START DATA FOR THIS EXERCISE

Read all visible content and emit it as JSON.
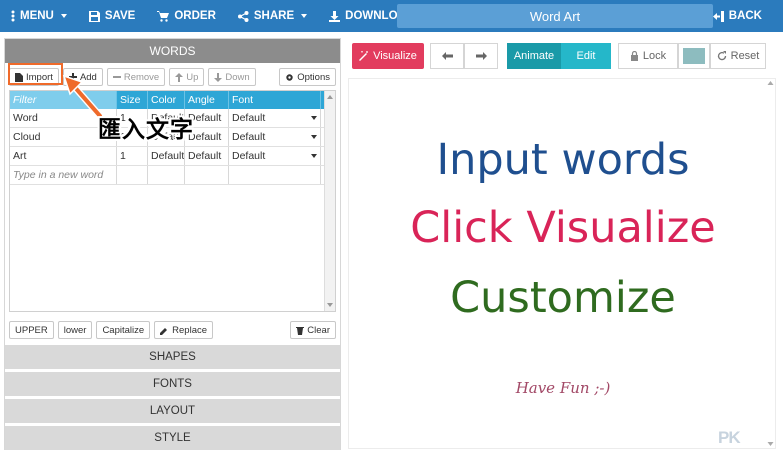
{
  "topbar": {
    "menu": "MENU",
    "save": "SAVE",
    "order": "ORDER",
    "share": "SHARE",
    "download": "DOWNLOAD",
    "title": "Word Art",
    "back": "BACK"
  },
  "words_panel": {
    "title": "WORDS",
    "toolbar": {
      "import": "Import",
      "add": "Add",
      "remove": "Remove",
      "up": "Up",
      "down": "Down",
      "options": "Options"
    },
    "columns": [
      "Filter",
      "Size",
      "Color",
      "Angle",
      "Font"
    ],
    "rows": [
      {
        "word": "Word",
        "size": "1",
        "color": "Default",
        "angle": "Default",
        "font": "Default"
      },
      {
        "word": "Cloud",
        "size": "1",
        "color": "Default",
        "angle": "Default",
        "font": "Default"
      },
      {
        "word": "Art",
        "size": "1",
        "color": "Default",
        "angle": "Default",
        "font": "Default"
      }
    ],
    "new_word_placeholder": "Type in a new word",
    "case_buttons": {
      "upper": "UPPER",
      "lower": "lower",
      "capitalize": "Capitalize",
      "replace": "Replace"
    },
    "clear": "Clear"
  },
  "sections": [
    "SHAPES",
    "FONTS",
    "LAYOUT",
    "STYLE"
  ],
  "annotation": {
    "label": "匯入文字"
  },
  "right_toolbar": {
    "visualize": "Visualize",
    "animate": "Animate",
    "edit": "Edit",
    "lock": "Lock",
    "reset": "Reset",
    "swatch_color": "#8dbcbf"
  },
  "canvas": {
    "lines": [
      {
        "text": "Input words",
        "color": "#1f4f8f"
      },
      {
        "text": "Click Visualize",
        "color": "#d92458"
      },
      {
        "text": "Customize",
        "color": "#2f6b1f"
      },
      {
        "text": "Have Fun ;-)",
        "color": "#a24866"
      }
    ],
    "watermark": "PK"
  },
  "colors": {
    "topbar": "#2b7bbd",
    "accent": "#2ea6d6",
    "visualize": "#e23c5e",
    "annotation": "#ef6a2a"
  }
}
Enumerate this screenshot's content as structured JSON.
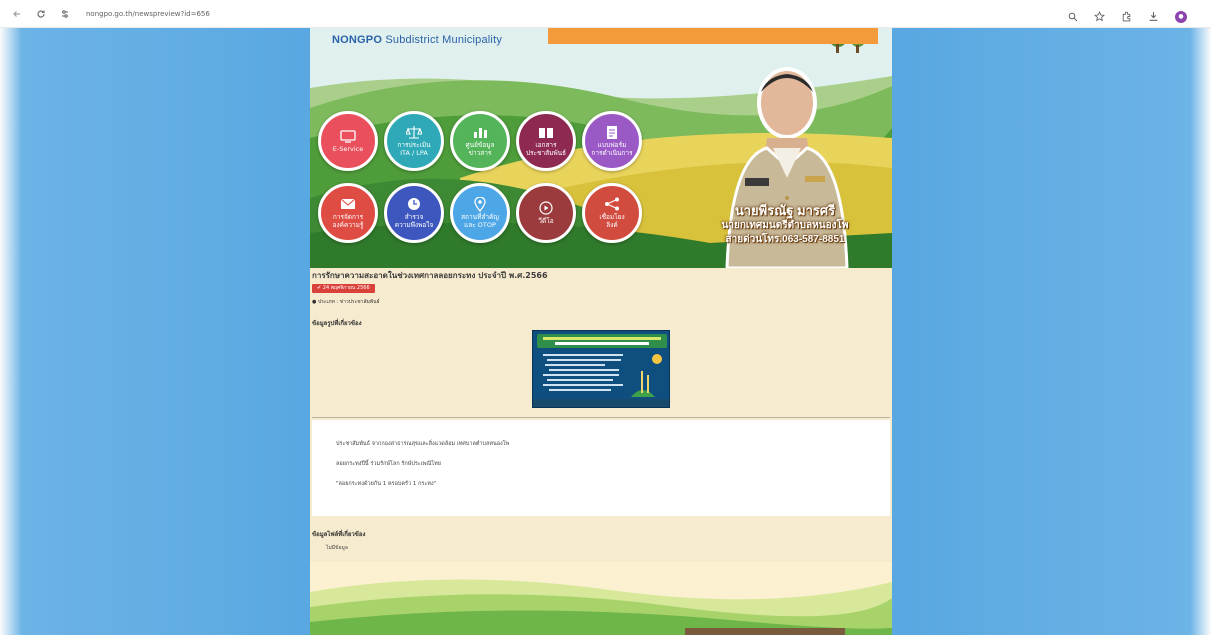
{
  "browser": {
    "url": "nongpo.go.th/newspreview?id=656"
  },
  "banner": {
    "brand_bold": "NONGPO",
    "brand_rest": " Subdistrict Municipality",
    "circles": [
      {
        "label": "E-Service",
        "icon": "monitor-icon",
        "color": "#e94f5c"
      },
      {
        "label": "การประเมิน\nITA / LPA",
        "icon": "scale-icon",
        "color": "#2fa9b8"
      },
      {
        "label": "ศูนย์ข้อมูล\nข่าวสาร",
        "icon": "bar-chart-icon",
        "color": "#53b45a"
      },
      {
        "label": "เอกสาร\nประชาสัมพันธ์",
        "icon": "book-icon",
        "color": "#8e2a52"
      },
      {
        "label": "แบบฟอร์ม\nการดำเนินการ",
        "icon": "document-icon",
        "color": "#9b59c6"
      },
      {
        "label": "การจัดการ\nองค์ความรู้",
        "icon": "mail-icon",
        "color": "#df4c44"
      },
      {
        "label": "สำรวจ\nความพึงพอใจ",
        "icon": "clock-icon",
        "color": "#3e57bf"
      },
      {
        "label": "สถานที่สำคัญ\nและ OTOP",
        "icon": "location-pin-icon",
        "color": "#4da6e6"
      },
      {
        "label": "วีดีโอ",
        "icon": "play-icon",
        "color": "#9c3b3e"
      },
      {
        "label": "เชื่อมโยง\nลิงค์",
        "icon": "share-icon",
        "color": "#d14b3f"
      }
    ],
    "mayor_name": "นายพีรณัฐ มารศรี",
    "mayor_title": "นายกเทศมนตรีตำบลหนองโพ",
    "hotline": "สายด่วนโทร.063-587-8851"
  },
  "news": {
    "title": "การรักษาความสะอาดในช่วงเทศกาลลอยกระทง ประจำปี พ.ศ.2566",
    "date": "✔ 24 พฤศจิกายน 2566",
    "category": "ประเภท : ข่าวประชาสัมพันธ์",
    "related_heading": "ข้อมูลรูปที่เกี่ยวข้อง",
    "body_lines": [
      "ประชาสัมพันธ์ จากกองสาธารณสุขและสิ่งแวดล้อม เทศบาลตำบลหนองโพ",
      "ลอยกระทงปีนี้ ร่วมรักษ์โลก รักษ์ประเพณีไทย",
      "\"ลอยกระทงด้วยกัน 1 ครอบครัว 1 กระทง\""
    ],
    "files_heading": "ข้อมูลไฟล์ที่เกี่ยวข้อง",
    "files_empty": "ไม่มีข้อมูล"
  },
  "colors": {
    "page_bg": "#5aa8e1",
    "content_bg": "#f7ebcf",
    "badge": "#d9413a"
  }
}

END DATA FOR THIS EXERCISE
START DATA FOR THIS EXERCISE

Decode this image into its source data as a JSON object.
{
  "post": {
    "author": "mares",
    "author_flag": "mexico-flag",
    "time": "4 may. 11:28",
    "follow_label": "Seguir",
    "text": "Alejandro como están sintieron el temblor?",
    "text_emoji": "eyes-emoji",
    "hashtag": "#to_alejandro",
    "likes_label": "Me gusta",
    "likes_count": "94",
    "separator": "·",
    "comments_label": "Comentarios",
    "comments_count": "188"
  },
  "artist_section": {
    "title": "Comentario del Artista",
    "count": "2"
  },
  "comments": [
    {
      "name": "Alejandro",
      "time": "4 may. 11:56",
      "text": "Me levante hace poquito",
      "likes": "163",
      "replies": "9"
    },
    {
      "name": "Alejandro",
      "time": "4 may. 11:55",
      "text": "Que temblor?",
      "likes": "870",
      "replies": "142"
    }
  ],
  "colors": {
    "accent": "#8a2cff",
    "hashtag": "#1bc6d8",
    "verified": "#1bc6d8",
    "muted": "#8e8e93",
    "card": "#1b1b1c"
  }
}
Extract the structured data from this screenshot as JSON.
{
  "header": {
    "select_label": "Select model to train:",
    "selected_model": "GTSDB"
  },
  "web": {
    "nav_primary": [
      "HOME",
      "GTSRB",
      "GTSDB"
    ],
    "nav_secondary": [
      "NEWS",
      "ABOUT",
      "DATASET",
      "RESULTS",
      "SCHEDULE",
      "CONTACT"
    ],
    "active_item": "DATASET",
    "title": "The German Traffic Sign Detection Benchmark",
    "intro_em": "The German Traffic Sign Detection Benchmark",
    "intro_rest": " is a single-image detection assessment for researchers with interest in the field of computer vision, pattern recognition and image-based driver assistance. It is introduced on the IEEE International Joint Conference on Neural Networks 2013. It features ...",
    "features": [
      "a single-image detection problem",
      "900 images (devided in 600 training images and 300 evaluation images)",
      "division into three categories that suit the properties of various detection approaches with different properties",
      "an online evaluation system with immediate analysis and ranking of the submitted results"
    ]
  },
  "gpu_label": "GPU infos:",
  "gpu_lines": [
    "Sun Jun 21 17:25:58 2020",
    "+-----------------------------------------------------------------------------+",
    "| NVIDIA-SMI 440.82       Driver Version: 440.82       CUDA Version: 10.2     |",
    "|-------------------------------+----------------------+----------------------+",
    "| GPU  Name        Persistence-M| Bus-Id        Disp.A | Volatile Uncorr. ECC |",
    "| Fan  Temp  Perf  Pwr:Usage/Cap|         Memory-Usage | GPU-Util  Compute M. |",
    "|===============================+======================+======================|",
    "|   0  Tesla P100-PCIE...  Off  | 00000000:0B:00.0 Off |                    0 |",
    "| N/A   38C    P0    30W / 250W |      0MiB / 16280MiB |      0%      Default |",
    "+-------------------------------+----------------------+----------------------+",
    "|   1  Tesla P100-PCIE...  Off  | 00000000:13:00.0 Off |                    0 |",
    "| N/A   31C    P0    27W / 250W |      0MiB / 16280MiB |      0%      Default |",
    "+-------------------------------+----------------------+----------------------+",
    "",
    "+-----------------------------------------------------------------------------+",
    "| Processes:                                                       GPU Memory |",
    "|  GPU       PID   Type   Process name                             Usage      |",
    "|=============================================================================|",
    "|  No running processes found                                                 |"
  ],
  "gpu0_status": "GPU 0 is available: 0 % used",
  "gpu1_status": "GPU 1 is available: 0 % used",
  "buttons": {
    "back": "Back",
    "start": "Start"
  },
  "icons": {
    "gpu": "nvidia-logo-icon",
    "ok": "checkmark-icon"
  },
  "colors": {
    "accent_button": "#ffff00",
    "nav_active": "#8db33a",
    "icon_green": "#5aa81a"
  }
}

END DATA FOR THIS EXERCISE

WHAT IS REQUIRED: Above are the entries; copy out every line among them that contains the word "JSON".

REPLY TO THE EXERCISE:
Read all visible content and emit it as JSON.
Enumerate this screenshot's content as structured JSON.
Decode this image into its source data as a JSON object.
Extract the structured data from this screenshot as JSON.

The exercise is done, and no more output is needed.